A pet owner from Bristol has been left devastated after a £400 autopsy proved her cathad been poisoned by antifreeze.Nicola Loughnane from Withywood said her cat, Gizmo, was found foaming from his nose and mouth and later died.
She took the pet to a local vet to try to find out what happened. Mrs Loughnane said, “I paid £400 for an autopsy at the vets only to find out that he was poisoned by antifreeze.“My cat was just a year old and in perfect health, had a shiny coat and sparkly eyes - so there was no reason for him to pass away.”
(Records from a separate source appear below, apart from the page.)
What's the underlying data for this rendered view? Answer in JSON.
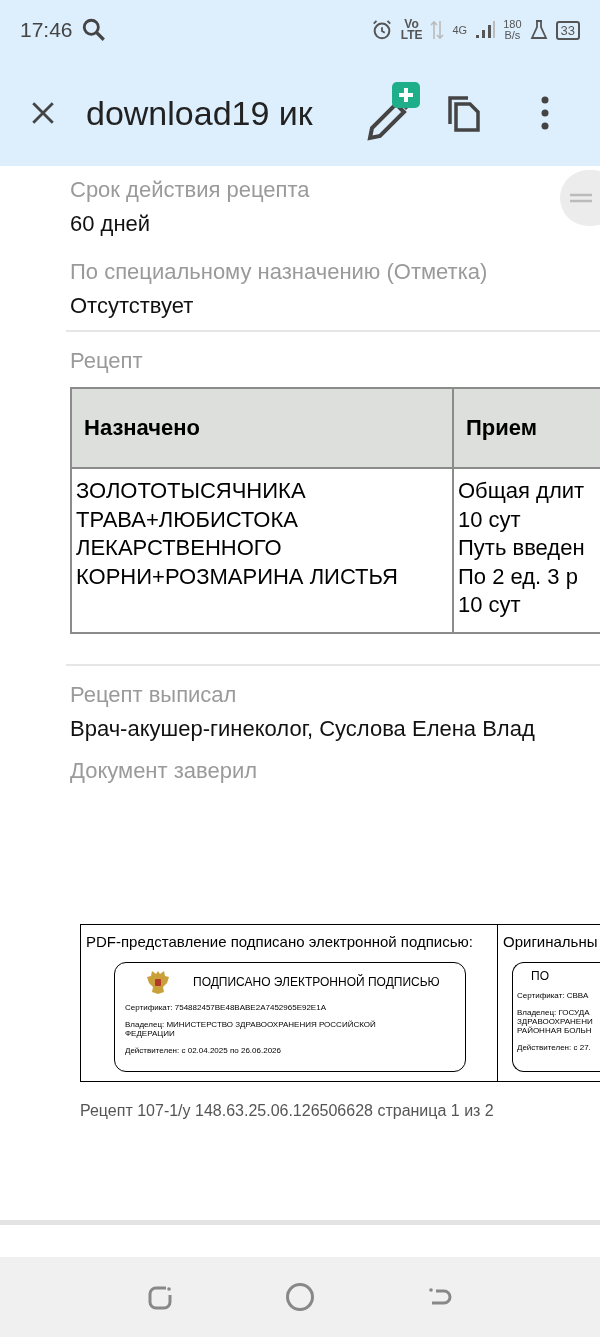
{
  "status_bar": {
    "time": "17:46",
    "volte": [
      "Vo",
      "LTE"
    ],
    "network": "4G",
    "speed": [
      "180",
      "B/s"
    ],
    "battery": "33"
  },
  "toolbar": {
    "title": "download19 ик"
  },
  "fields": [
    {
      "label": "Срок действия рецепта",
      "value": "60 дней"
    },
    {
      "label": "По специальному назначению (Отметка)",
      "value": "Отсутствует"
    }
  ],
  "recipe": {
    "label": "Рецепт",
    "columns": [
      "Назначено",
      "Прием"
    ],
    "rows": [
      [
        "ЗОЛОТОТЫСЯЧНИКА\nТРАВА+ЛЮБИСТОКА\nЛЕКАРСТВЕННОГО\nКОРНИ+РОЗМАРИНА ЛИСТЬЯ",
        "Общая длит\n10 сут\nПуть введен\nПо 2 ед. 3 р\n10 сут"
      ]
    ]
  },
  "signer_fields": [
    {
      "label": "Рецепт выписал",
      "value": "Врач-акушер-гинеколог, Суслова Елена Влад"
    },
    {
      "label": "Документ заверил"
    }
  ],
  "signatures": [
    {
      "heading": "PDF-представление подписано электронной подписью:",
      "stamp_title": "ПОДПИСАНО ЭЛЕКТРОННОЙ ПОДПИСЬЮ",
      "emblem": true,
      "lines": [
        "Сертификат: 754882457BE48BABE2A7452965E92E1A",
        "Владелец: МИНИСТЕРСТВО ЗДРАВООХРАНЕНИЯ РОССИЙСКОЙ\nФЕДЕРАЦИИ",
        "Действителен: с 02.04.2025 по 26.06.2026"
      ]
    },
    {
      "heading": "Оригинальны",
      "stamp_title": "ПО",
      "emblem": false,
      "lines": [
        "Сертификат: СВВА",
        "Владелец: ГОСУДА\nЗДРАВООХРАНЕНИ\nРАЙОННАЯ БОЛЬН",
        "Действителен: с 27."
      ]
    }
  ],
  "footer": "Рецепт 107-1/у 148.63.25.06.126506628 страница 1 из 2"
}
Mrs Loughnane believed foul play was involved in her beloved pet's death and claimed she had received threats four weeks earlier that Gizmo would be poisoned for allegedly messing in a nearby garden.She said: “More than one cat has died of antifreeze in the space of a few weeks - with mine being the first. These incidents are occurring weeks apart, this is not just a one off thing- I've heard of at least four cases about this now."The mum added, “This is either somebody being very careless with antifreeze, somebody who has a leak out there or someone who is deliberately putting antifreeze out for the local cats."
Under the Animal Welfare Act 2006, it is a criminal offence to poison a cat. The maximum penalty is up to six months in prison and/or a £20,000 fine.A spokesperson for Avon and Somerset Police said: "We received a call from a cat owner on 26 September to say their pet had died and she believed it had been poisoned."House-to-house and CCTV enquiries were carried out. However, there was no evidence which determined how the cat died or showed that its death was as a result of any criminality.”
Why is antifreeze so bad for cats?
Vets Now, which has a clinic on Zetland Road in Bristol said, "The active ingredient of antifreeze, ethylene glycol, is rapidly absorbed into the body after drinking.“Within hours it causes severe kidney damage which is very difficult to treat. In one report involving 25 cases, 96% of those affected died.“The first sign you see may be that your cat is very quiet and still, there may be vomiting and wobbliness or falling over as if drunk. This may progress to having a fit, and kidney pain as the kidneys start to fail.“Antifreeze is sweet, so cats like the taste. But a lethal dose is reported to be around 1 to 1.4 ml per kg of bodyweight. That means just one 5ml teaspoon could be enough to kill a cat."